As summer rocks on, you will start to see more and more schooling activity on just about any lake or reservoir in Texas.
For the most part, bass fisherman don’t get to see much feeding action, and when the water turns violent with bass smashing shad like water wolves, it just does something to us.
Now, what body of water you live on will dictate a lot of variables when it comes to schooling bass. But for the most part, the bass will be feeding on Threadfin Shad. Why is that important? Well, I want to imitate the forage that they are feeding on.
Bass will typically appear out of nowhere blasting shad and be back out of sight in less than a minute.
So, what do you do? Wait for them to resurface and cast back at them? Start graphing until you find the school? Or, go back to the pattern you were fishing before the school came to the surface and hope they come up again close by?
These are all questions only YOU can answer. If I am in a tournament and I need a keeper or 2, I will certainly try and stay on the school to pick up my limit. If I am fun fishing with a friend, I will also try to fire up the school and pick off some of these aggressive bass. BUT, if I am at Fork, Falcon or Toledo and I am trophy hunting, I could care less about catching a 12-18” bass.
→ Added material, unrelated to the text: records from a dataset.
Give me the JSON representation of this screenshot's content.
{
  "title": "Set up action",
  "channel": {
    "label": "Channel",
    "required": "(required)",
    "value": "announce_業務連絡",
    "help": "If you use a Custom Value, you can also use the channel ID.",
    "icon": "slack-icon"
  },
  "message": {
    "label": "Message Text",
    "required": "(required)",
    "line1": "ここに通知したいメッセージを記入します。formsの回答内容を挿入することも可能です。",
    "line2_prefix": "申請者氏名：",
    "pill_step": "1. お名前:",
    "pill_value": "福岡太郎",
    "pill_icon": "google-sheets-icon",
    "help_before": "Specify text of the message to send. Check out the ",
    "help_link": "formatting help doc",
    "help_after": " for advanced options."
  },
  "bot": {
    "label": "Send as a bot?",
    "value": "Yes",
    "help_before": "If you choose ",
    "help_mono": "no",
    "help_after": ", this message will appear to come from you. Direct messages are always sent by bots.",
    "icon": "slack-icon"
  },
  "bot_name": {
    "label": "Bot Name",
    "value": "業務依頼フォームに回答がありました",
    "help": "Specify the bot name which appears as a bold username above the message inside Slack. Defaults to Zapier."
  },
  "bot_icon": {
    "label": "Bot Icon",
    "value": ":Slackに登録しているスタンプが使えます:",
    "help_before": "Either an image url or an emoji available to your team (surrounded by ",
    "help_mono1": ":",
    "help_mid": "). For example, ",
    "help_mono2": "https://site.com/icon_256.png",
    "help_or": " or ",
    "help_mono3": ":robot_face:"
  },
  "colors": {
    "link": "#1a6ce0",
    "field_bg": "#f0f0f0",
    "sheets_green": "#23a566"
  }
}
Remember what I said earlier, only YOU can answer that question if you want to go after them or not.
Now, let’s gaze into the soul of a school of feeding bass and the best ways to catch them. IMO there are very few to no big bass directly in the topwater feeding commotion. There may be a few bigger fish relatively close by the school waiting for stragglers or even to pick off a small bass out of the school.
I do not subscribe to the theory that there are always large bass directly under the school and if you cast under them you catch bigger fish.
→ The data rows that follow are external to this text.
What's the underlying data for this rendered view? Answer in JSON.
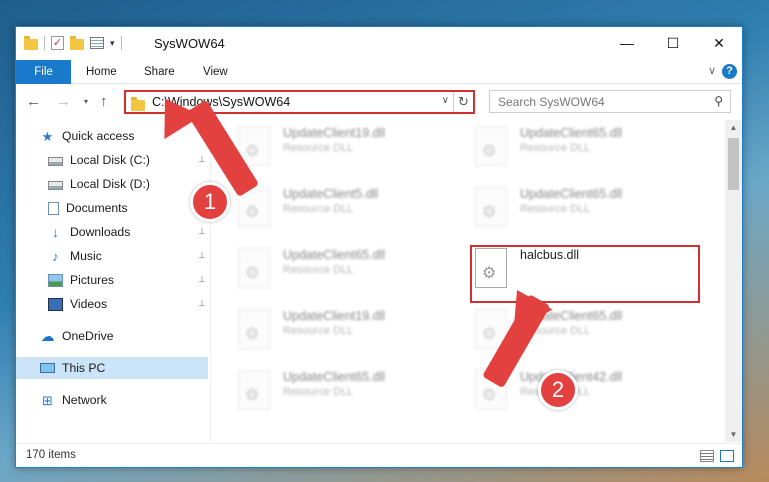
{
  "titlebar": {
    "title": "SysWOW64",
    "quick_access_icons": [
      "folder-icon",
      "properties-check-icon",
      "folder-icon",
      "properties-icon",
      "dropdown-icon"
    ],
    "minimize": "—",
    "maximize": "☐",
    "close": "✕"
  },
  "ribbon": {
    "tabs": [
      "File",
      "Home",
      "Share",
      "View"
    ],
    "expand_glyph": "∨",
    "help_glyph": "?"
  },
  "navbar": {
    "back": "←",
    "forward": "→",
    "recent": "▾",
    "up": "↑",
    "address": "C:\\Windows\\SysWOW64",
    "chevron": "∨",
    "refresh": "↻",
    "search_placeholder": "Search SysWOW64",
    "search_glyph": "⚲"
  },
  "sidebar": {
    "items": [
      {
        "label": "Quick access",
        "icon": "star-icon",
        "pinned": false
      },
      {
        "label": "Local Disk (C:)",
        "icon": "drive-icon",
        "pinned": true
      },
      {
        "label": "Local Disk (D:)",
        "icon": "drive-icon",
        "pinned": false
      },
      {
        "label": "Documents",
        "icon": "documents-icon",
        "pinned": false
      },
      {
        "label": "Downloads",
        "icon": "downloads-icon",
        "pinned": true
      },
      {
        "label": "Music",
        "icon": "music-icon",
        "pinned": true
      },
      {
        "label": "Pictures",
        "icon": "pictures-icon",
        "pinned": true
      },
      {
        "label": "Videos",
        "icon": "videos-icon",
        "pinned": true
      },
      {
        "label": "OneDrive",
        "icon": "onedrive-icon",
        "pinned": false
      },
      {
        "label": "This PC",
        "icon": "this-pc-icon",
        "pinned": false,
        "selected": true
      },
      {
        "label": "Network",
        "icon": "network-icon",
        "pinned": false
      }
    ],
    "pin_glyph": "📌"
  },
  "files": [
    {
      "name": "UpdateClient19.dll",
      "type": "Resource DLL",
      "blurred": true
    },
    {
      "name": "UpdateClient65.dll",
      "type": "Resource DLL",
      "blurred": true
    },
    {
      "name": "UpdateClient5.dll",
      "type": "Resource DLL",
      "blurred": true
    },
    {
      "name": "UpdateClient65.dll",
      "type": "Resource DLL",
      "blurred": true
    },
    {
      "name": "UpdateClient65.dll",
      "type": "Resource DLL",
      "blurred": true
    },
    {
      "name": "halcbus.dll",
      "type": "",
      "blurred": false,
      "highlighted": true
    },
    {
      "name": "UpdateClient19.dll",
      "type": "Resource DLL",
      "blurred": true
    },
    {
      "name": "UpdateClient65.dll",
      "type": "Resource DLL",
      "blurred": true
    },
    {
      "name": "UpdateClient65.dll",
      "type": "Resource DLL",
      "blurred": true
    },
    {
      "name": "UpdateClient42.dll",
      "type": "Resource DLL",
      "blurred": true
    }
  ],
  "status": {
    "item_count": "170 items"
  },
  "annotations": {
    "step1": "1",
    "step2": "2"
  },
  "colors": {
    "accent": "#1979ca",
    "highlight_border": "#d03030",
    "annotation": "#e3413f",
    "selected_bg": "#cce4f7"
  }
}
Most big bass are not out in open water chasing shad as big as your thumb. They would rather exert their energy for a larger meal, such as a gizzard shad, bream or crappie.
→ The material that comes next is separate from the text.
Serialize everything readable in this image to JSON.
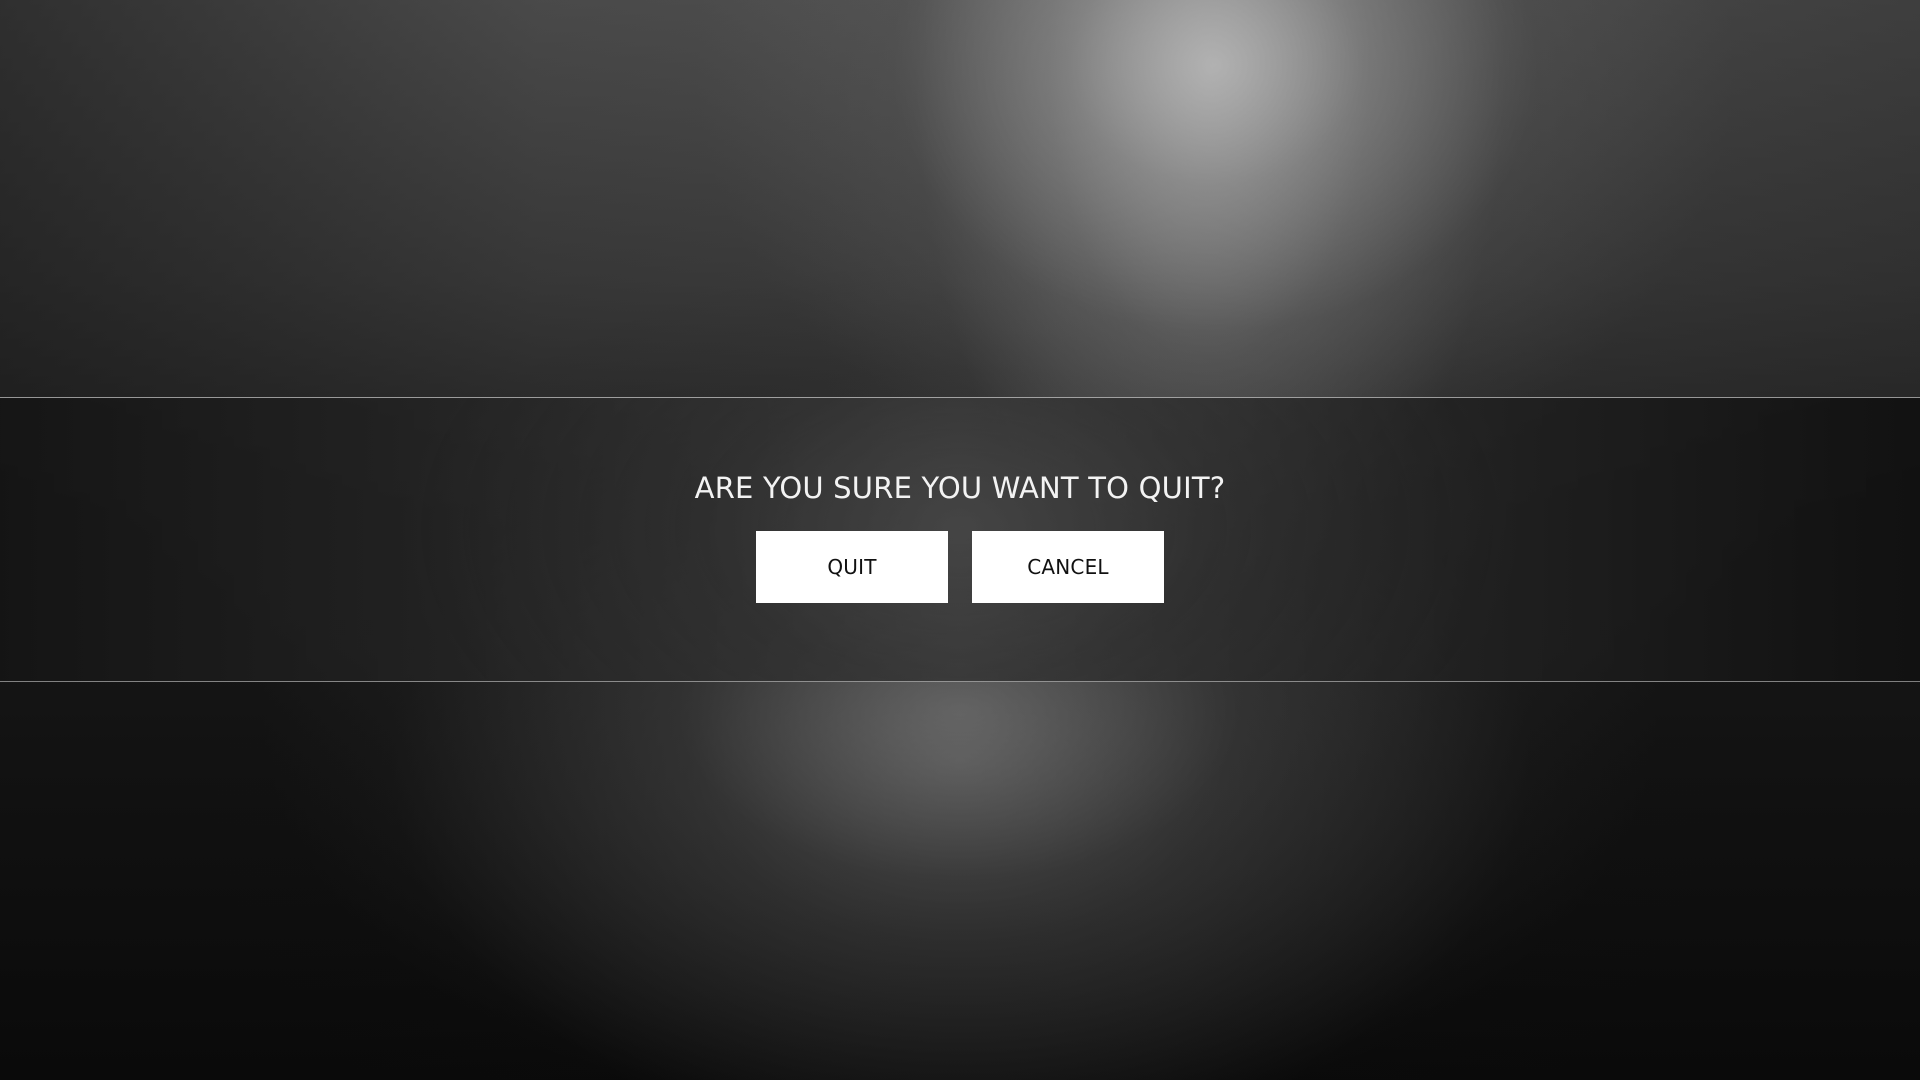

Now, I am not saying always, but most schools are smaller than you think. There may be 6-12 bass in most. Quite often the mega schools you see are white bass with a few blacks mixed in.
Bass will push the shad to the surface where they are pinned and can’t get away from them. But, bass feed primarily under the surface most of the time. This is when knowing how to read your graph really pays off. The shad will appear as a ball normally fairly close to the surface. The bass will be the marks that are under the ball and usually in a horizontal line. When you see the lines running at an angle up towards the school, these are bass that are feeding on the shad and your graph shows the bass moving rapidly through the water column.
So, don’t think you have to wait for them to break the surface to be able to catch them. Keep your eyes on the water as well as your graph and you will put the odds in your favor to catch more schoolers this summer.
Next week we will go over baits and techniques to catch these little packs of water wolves.
Story by Shane Smith